This post originally appeared on my tinyletter, Where is my Mind?
I officially got my diagnosis yesterday: ADHD. I will probably start medication, but I have to talk it over with my doctor. It was a relief. As I said on Twitter, it’s confirmation for me that there is something wrong with me, but at the same time, there is really *nothing* wrong with *me*.
I told my daughter the news. She broke down crying. The same test I had failed in order to get the ADHD diagnosis, she had passed. She has always been good at taking tests, and despite what I was sure were her best efforts not to, she takes tests with a focus and seriousness that she seldom reserves for anything else.
“Everyone keeps saying there’s nothing wrong with me, that I’m normal! Why don’t I feel that way? What if there is nothing wrong with me? Why do I feel this way all the time then?”
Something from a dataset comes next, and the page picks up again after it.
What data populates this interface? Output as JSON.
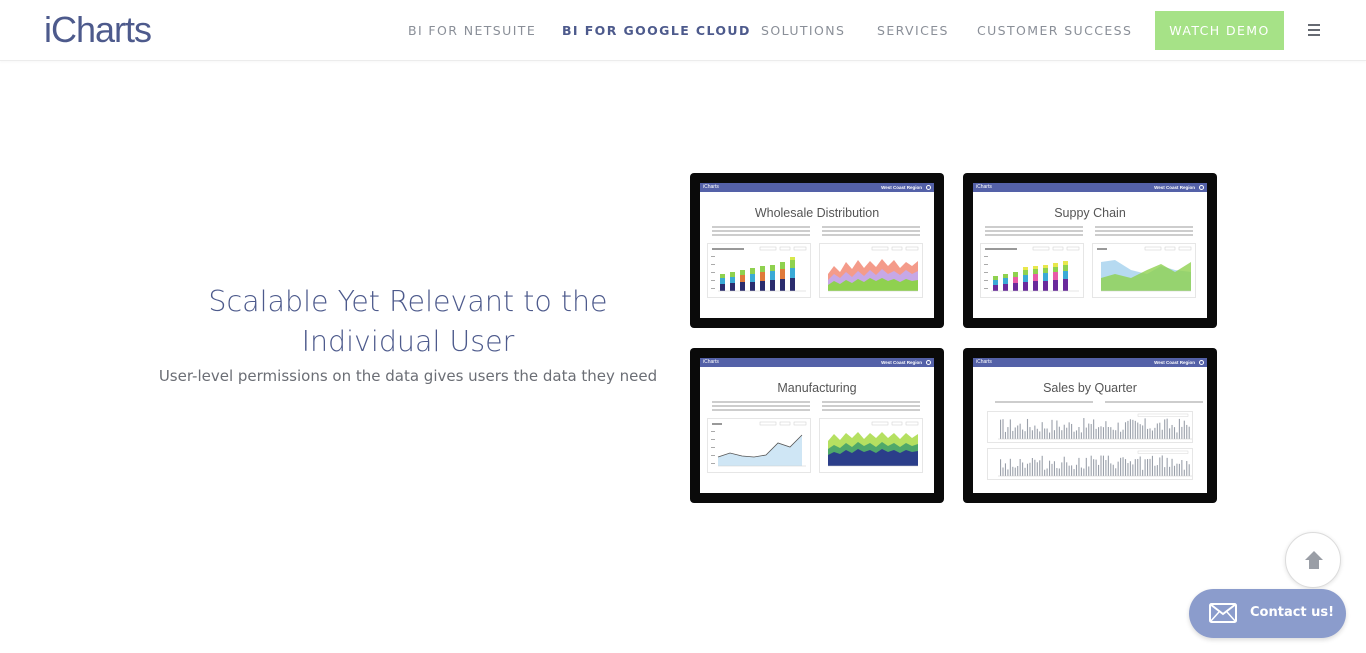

It is much more challenging for girls to get ADHD diagnosis than boys. We’re at the end of our options through our HMO for the moment, and my daughter, my stubborn, headstrong, daughter hates talk therapy because she can’t get the one answer she wants: that she has ADHD and there is a pill that will “fix” her.
“Why does she keep saying what I am feeling is normal?”
Part of it is to reassure her that she is, in the grand scheme of things, fine. So that maybe she’ll listen to the advice being given, because it has helped other kids.
What is normal though? What does or doesn’t it mean to have something “wrong” with you?
She is unique, she is different. She is within the range of normal, common. These are both true. How do I navigate this terrain with her, knowing that she needs extra help in understanding and having more control over her emotions, her reactions? How do I convince her that even without an official diagnosis, there are things we can do with therapy?
Last night I held her in bed, telling her that just being able to talk about it with me was helping, that having my support was helping. That I very viscerally knew how she was feeling, but when I was her age, could never talk about it, no one understood, no one believed me. I believe her, I understand her.
She got her first “low grade” on her report card. It was for starting and completing her work in a timely manner. This, for her, is all the proof she needed that something is very wrong with her. She NEVER gets a low grade. She is starting middle school next year and that particular blemish on her report card is a signal to her that she is doomed to fail at her new school.
“Don’t worry, sweetie. There will be a teacher who hates you enough to fill out the survey so that you can get the diagnosis.” That made her laugh. But she will be ok. She has great friends. She has parents who support her. I will hold her when she feels out of control, and I will let her process when she has to, and I will fight for her, because I don’t want her to be 40 and finally figuring things out.